RECORDS SHOWN Start Marker

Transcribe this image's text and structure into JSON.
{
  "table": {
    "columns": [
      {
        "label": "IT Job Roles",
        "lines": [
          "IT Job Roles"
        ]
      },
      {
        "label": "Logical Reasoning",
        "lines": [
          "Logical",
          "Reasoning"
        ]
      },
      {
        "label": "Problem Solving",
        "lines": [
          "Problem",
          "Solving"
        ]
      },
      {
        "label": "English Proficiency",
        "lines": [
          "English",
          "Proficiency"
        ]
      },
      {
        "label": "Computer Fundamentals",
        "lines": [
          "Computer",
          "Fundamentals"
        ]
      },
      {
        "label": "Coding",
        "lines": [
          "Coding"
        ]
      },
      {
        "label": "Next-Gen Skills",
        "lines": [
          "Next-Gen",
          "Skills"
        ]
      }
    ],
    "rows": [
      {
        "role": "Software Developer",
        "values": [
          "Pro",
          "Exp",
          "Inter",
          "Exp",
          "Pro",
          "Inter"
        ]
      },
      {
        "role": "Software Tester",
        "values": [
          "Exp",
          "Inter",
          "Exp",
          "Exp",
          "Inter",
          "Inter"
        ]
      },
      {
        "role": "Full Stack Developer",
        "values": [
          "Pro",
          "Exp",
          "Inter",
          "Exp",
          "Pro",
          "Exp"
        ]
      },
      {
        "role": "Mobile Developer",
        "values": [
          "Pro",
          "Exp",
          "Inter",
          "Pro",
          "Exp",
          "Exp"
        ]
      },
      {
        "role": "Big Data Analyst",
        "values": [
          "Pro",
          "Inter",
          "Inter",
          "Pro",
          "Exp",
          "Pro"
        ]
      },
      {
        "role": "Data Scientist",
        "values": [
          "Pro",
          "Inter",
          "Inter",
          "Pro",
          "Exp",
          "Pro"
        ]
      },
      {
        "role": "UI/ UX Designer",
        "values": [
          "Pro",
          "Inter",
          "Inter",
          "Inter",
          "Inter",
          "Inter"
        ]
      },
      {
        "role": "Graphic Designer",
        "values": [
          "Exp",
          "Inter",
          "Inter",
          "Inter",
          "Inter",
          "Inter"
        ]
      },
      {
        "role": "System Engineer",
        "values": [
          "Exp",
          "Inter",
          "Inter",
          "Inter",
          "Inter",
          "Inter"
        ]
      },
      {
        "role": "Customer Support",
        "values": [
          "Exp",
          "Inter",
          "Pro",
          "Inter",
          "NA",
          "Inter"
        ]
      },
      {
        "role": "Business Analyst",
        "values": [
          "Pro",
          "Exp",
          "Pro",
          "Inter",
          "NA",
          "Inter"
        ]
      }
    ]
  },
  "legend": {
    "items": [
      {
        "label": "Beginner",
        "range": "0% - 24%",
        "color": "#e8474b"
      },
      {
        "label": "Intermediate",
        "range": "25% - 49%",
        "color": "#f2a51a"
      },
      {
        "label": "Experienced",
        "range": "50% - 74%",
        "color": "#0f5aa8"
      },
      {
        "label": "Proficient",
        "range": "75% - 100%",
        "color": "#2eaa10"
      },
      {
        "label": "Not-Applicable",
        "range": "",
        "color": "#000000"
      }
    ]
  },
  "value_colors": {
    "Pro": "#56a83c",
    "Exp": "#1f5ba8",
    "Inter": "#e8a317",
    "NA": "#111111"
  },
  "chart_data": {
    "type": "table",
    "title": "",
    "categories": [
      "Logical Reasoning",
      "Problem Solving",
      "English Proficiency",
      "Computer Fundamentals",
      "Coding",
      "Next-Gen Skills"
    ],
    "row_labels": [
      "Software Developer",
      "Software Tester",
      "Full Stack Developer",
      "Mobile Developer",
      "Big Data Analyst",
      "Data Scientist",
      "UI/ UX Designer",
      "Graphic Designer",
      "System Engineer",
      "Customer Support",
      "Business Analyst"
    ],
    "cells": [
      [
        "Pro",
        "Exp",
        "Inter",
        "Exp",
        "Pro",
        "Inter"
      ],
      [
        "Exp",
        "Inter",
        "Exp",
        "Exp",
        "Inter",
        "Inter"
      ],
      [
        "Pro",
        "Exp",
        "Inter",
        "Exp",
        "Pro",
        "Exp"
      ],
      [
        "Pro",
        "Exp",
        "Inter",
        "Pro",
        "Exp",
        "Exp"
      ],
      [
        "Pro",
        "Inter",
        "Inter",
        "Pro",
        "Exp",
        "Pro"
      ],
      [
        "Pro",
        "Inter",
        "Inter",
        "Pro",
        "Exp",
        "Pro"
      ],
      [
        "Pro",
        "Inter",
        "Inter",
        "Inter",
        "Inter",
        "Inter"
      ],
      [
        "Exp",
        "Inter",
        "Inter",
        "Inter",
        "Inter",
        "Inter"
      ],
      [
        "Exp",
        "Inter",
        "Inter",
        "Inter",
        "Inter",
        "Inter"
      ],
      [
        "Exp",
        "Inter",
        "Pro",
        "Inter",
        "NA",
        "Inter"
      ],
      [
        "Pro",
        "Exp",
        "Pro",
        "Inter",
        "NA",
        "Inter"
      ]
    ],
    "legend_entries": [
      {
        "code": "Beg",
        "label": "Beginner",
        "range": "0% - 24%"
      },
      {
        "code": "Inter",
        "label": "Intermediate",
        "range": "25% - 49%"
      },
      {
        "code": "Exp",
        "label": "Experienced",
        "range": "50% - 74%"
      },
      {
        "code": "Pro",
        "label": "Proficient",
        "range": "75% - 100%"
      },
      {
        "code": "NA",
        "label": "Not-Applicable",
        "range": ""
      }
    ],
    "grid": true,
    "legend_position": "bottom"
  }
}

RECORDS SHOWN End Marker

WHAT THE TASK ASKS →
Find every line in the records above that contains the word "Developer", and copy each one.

WRITTEN RESPONSE →
        "role": "Software Developer",
        "role": "Full Stack Developer",
        "role": "Mobile Developer",
      "Software Developer",
      "Full Stack Developer",
      "Mobile Developer",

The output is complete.